* **What you have to do**: Where the string "this" appears in a line of the data, show that line.

━━━ Dataset content

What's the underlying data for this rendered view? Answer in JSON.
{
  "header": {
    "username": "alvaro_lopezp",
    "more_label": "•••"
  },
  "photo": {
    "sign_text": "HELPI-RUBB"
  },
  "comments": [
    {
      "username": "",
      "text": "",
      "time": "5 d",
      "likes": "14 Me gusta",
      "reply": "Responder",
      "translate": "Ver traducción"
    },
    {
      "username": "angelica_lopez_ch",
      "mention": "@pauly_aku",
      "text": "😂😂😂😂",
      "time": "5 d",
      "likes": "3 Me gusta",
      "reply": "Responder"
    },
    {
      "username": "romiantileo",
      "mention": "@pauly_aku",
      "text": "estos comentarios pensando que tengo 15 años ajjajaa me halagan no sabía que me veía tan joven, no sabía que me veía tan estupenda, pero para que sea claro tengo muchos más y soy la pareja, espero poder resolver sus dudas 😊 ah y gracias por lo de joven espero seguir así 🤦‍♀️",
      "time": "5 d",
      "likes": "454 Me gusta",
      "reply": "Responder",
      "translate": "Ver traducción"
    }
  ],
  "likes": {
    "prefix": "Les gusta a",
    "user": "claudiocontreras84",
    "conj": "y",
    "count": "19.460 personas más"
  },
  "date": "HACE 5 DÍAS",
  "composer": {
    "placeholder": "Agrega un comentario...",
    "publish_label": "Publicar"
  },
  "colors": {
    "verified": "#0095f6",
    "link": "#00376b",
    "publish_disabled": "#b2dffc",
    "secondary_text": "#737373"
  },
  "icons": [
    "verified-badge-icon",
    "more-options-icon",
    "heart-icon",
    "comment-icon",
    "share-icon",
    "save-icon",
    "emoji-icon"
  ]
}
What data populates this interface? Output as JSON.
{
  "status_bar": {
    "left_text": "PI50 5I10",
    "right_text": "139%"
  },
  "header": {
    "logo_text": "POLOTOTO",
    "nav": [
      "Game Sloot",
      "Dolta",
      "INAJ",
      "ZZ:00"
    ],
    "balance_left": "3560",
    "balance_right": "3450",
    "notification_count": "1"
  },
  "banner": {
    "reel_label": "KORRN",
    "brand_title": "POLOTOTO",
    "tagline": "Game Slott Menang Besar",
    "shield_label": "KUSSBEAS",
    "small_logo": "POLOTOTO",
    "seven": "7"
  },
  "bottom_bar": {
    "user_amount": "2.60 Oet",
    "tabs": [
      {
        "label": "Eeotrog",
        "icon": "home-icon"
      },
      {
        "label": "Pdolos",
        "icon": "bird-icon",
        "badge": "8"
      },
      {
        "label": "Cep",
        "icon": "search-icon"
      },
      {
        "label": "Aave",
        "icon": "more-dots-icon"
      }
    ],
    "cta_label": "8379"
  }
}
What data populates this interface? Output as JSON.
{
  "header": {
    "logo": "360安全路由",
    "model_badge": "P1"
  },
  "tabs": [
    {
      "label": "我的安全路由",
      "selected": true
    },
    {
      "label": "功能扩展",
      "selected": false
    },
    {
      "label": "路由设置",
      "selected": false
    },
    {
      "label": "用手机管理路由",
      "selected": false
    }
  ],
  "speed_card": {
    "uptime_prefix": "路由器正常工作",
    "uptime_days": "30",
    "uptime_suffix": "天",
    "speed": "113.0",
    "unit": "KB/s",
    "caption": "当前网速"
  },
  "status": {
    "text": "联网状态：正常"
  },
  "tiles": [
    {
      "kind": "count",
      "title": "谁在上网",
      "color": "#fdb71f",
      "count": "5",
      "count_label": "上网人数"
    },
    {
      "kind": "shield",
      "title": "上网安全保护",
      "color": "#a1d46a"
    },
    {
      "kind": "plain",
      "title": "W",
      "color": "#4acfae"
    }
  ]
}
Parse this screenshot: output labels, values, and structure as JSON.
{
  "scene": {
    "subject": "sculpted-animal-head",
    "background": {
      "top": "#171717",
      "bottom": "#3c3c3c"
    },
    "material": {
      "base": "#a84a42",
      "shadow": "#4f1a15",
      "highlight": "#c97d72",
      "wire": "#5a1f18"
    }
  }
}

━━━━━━

* **Solution to the problem**:
What's the underlying data for this rendered view? Answer in JSON.
What data populates this interface? Output as JSON.
What data populates this interface? Output as JSON.
Parse this screenshot: output labels, values, and structure as JSON.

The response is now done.